After a successful 21-month pilot program, the Bay Area Bike Share (BABS) system is increasing the number of bicycles it will provide to the cycle-commuting public from 700 to 7,000. BABS will also add three new cities. Studies have shown that increasing bicycle commuting provides communities with public health, financial, traffic safety, and road capacity benefits.
According to an announcement by the Metropolitan Transportation Commission, BABS, initially focused on the cities of San Francisco and San Jose, will expand not only there, but will also extend to the East Bay Area communities of Berkeley, Emeryville, and Oakland. After the expansion, BABS is expected to be the second largest bike share program in the U.S.
BABS is a public-private joint venture. Once fully implemented the 7,000-bike program will rely on revenue from member and user fees and sponsorships and receive no operating subsidies from the public sector. However capital costs for future expansion into new communities beyond the current five will be paid for with public funds. Twenty-five percent of the new bikes are to be in service before summer 2016 and the remainder are scheduled to come online before Thanksgiving 2017.

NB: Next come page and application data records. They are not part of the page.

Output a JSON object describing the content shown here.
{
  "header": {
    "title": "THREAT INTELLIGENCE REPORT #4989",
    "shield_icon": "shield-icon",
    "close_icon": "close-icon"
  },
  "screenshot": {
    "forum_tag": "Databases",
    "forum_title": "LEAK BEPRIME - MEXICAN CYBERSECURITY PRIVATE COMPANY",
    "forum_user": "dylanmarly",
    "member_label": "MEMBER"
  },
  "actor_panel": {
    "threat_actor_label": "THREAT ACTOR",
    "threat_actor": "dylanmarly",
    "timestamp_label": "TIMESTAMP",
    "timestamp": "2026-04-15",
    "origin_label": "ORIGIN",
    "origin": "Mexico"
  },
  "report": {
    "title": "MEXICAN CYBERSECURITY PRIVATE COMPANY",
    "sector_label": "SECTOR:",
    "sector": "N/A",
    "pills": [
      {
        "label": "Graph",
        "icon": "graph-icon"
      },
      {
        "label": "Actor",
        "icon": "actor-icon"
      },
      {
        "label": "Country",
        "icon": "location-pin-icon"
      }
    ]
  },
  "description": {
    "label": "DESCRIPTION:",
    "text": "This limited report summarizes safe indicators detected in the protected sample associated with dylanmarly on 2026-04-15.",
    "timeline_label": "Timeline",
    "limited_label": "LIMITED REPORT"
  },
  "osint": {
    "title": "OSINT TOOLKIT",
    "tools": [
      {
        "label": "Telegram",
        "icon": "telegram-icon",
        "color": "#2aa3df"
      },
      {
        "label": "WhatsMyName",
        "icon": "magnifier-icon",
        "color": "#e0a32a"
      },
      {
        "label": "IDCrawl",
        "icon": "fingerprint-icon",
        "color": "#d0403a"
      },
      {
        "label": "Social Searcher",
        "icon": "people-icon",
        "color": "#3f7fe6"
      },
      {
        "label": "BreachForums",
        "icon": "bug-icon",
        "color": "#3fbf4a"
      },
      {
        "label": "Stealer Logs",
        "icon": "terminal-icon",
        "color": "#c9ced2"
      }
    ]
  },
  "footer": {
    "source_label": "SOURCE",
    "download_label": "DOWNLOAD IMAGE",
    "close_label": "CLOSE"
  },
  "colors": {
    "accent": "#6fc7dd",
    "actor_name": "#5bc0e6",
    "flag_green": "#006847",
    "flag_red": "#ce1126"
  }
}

Other cities with large bike share programs include Paris with approximately 18,000 bicycles, London with 10,000, New York with 6,000 (and plans to expand to 12,000), and Chicago with 4,700. Hangzhou, China’s system is claimed to have 60,000 bikes.